Tuesday, June 25, 2013

The Pain of Selling

 

Well, I think the secret is if you have a lot of stocks, some will do mediocre, some will do okay, and if one of two of 'em go up big time, you produce a fabulous result.

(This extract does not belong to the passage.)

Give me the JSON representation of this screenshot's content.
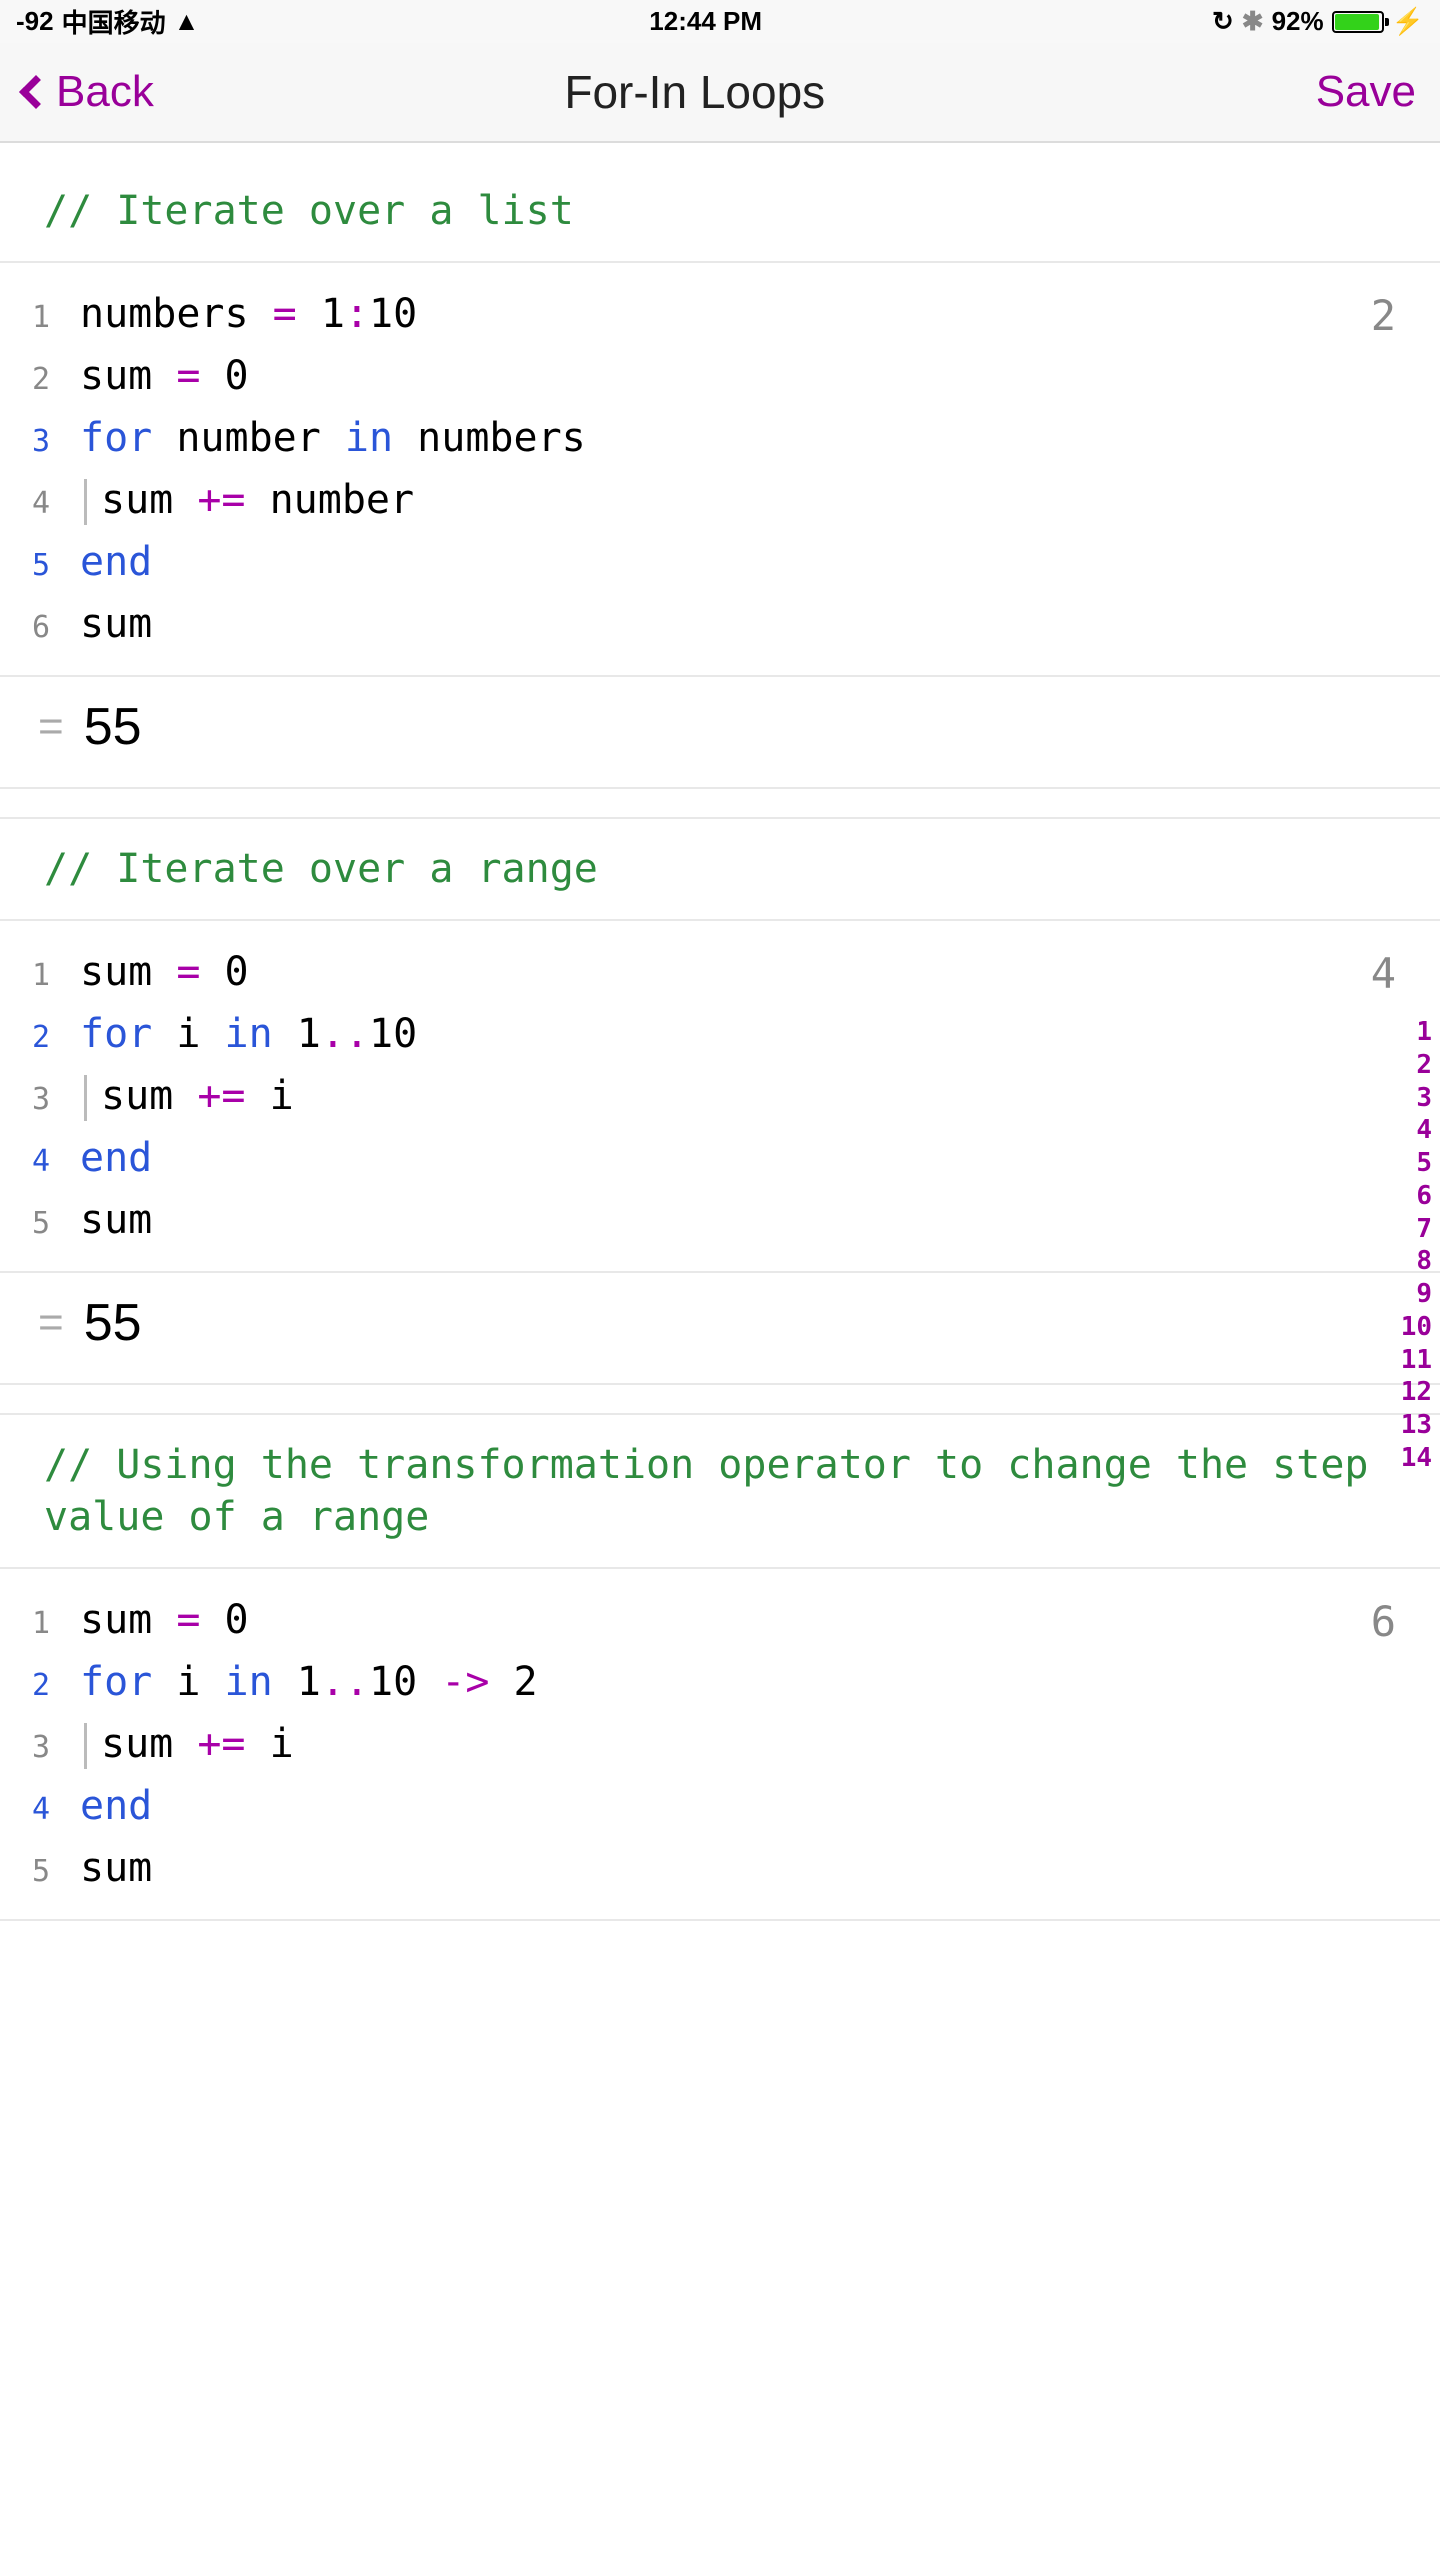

And I think that's the promise to some people. 
 
Investment legend Benjamin Graham taught his students at Columbia (which included a fellow named Warren Buffett) that a the proper way to judge the worth of security analysis is not whether subsequent market movements confirmed your work, but whether you got the facts right.  The market,  Graham felt, was simply too fickle.

I was reminded of Graham's words yesterday, when one of the stocks I own in many client portfolios cratered over the past couple of days.

I have long been a fan of Allergan.  The company is best known for its signature drug Botox, but it also sells a wide variety of specialty pharmaceuticals and medical devices.

I have seen management on a couple of occasions, and have listened to a number of well-respected analysts give their thoughts on the company's prospects.

Over the years that I have owned the stock, while I have at times been concerned about the increasing valuation that the market had been assigning to Allergan, I remained confident about both the company's prospects as well as its management to regard the position as one of my less-risky holdings.

That is, until it dropped -15% over the past couple of trading days.

Here's what top analyst (and occasional Random Glenings reader) Kelley Roche wrote about the company in an internal memo:


Allergan (AGN) is off almost 15% since Friday following the FDA's release of draft bioequivalence guidance for generics of Restasis (AGN’s market leading drug for dry eye). The potential for generic competition to Restasis has been a risk for AGN given the size of the drug (~14% of AGN’s revenue, 20-30% of AGN’s profit) and the May 2014 patent expiration, but the company and analysts thought a large, lengthy and challenging clinical study would likely be required to support a generic – and thus push out the life of Restasis. However….the draft guidance issued on Friday was an unexpected negative surprise, as it suggested two pathways to generic approval, including a pathway that would not include clinical studies for the generics (“in vitro”). If FDA’s six criteria are met, the agency stated it could support bioequivalence of a generic product. However, the draft guidance also notes that if this data is not equivalent, clinical studies would be required (best case for AGN). AGN has previously stated that it does not believe that the non-clinical route is sufficient to guarantee that a generic is equivalent to Restasis, and it is expected that AGN will challenge the FDA’s guidance during the 60 day comment period.

Why this is such a big problem for AGN: 1) A generic form of Restasis could enter the market much sooner than anyone thought. 2) AGN is known as a pretty good protector of its patents/products, so this is a big surprise. 3) This is the second execution setback over the past few months. 4) Valuation has always commanded a premium, but if AGN continues to falter like this the multiple could be at risk.    

I have to reiterate that the FDA’s release is DRAFT guidance, so this is not yet set in stone but of course the markets are assuming the worst. There have been a few downgrades and AGN is in the penalty box until it reports on 8/1. AGN’s dividend is tiny (.24% yield) and it hasn’t raised the dividend in 7 years. 

 In general, I sell a stock for one of three reasons:


  1. If my initial analysis was wrong;
  2. If there is better opportunity;
  3. If something has fundamentally changed at the company.
Clearly the fundamentals at Allergan have altered, as Kelley's note indicates.  And so, with great pain and reluctance, I sold the stock in client portfolios.

One final point:  When a stock has a waterfall decline such as Allergan experienced in the last couple of days, it is not unusual for the stock price to experience a small bounce in the next few days.  Thus, when a stock experiences a precipitous drop, there is always the temptation to wait for a few days, and hope to exit at better prices.

After doing this for more than 30 years, however, I have often found playing for a "dead cat" bounce to be more aggravating than it is worth.  Better to simply sell and move on, and look for the next opportunity.